At sentencing, defendants are expected to express remorse for their crimes. Indeed, the defendant who fails to impress the judge with the sincerity of his contrition is apt to face a longer sentence on that basis. But what if the defendant chooses to say nothing at all at sentencing? On the one hand, a judge might infer a lack of remorse from the defendant’s silence. But, on the other, there seems some tension between penalizing a defendant’s failure to speak and the Fifth Amendment privilege against self-incrimination.
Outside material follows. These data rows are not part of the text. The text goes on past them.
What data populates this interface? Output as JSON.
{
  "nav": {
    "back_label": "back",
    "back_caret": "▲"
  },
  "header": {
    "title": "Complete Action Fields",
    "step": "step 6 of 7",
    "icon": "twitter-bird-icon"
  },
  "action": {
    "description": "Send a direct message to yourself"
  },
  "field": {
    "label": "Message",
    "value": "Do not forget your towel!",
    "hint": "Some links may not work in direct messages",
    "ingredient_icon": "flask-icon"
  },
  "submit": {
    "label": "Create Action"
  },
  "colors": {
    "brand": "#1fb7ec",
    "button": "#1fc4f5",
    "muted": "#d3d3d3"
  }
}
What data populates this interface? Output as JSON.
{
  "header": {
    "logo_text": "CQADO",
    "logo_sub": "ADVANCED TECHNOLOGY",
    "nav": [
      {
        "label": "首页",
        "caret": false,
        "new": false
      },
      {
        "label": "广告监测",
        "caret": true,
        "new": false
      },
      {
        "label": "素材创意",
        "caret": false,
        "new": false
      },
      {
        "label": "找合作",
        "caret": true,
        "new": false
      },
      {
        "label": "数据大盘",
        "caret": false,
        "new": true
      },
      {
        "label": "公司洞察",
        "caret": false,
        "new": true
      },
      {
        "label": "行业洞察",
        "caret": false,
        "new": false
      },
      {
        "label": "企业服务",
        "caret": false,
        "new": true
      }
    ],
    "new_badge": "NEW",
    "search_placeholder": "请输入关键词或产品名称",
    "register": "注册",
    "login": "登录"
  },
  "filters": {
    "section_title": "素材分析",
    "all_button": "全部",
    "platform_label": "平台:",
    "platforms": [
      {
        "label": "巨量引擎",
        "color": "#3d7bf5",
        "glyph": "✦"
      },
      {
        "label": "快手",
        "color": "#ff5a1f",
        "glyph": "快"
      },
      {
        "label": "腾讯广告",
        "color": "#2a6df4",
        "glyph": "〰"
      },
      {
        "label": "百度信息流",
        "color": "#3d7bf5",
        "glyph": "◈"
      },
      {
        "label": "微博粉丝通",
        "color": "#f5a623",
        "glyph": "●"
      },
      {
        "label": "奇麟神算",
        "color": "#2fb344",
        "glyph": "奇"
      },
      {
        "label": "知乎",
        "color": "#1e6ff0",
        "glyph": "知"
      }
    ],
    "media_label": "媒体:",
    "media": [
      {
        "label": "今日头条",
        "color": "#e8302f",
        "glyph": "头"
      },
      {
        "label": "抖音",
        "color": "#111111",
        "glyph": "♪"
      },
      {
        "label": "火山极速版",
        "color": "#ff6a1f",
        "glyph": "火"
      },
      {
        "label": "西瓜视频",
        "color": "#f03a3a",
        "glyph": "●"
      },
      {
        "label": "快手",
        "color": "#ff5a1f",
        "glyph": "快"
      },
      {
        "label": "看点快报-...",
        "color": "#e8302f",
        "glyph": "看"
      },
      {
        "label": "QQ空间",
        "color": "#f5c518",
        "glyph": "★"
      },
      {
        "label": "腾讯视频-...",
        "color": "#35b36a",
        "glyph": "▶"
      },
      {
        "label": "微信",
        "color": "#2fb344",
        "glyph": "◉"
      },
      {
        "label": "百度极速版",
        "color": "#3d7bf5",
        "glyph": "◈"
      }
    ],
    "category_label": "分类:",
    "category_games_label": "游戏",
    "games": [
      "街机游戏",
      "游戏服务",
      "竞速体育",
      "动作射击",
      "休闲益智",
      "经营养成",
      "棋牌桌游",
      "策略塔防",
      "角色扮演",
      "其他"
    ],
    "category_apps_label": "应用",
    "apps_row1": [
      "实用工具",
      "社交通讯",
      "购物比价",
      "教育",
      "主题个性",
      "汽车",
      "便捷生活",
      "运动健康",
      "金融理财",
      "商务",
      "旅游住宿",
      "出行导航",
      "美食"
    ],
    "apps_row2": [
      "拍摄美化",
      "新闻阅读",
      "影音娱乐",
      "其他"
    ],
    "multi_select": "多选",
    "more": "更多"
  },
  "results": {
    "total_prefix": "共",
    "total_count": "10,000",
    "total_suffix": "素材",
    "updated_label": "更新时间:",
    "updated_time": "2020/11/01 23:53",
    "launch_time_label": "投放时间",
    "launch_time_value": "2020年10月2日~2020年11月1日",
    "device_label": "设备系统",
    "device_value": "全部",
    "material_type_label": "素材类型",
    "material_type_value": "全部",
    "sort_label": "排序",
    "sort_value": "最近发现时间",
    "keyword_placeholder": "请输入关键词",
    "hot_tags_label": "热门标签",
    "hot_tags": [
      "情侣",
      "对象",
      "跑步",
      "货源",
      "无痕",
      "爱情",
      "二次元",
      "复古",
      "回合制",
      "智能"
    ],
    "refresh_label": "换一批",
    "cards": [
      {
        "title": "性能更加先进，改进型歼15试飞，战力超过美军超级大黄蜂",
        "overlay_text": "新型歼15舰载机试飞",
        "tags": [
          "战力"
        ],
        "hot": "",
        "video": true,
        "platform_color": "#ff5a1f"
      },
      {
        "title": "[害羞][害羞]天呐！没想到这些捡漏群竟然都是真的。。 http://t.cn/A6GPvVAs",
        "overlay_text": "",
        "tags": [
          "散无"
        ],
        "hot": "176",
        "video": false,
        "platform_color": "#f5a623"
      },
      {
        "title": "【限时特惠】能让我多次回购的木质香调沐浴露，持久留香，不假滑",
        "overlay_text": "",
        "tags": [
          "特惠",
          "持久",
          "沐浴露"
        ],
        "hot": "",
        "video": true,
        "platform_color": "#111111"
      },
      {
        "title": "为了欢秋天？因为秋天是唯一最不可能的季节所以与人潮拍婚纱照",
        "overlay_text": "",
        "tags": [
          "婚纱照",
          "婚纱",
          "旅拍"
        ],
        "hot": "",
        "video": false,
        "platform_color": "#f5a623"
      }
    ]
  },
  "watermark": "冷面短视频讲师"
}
The Seventh Circuit addressed this tension earlier today in United States v. Keskes (No. 12-1127) (Tinder, J.). Convicted of mail fraud, Keskes apparently declined the opportunity to allocute at his sentencing. The district judge then made note of this in finding a lack of remorse and increasing Keskes’ sentence on that basis. On appeal, Keskes argued that the sentence violated his right to remain silent. The Seventh Circuit, however, affirmed.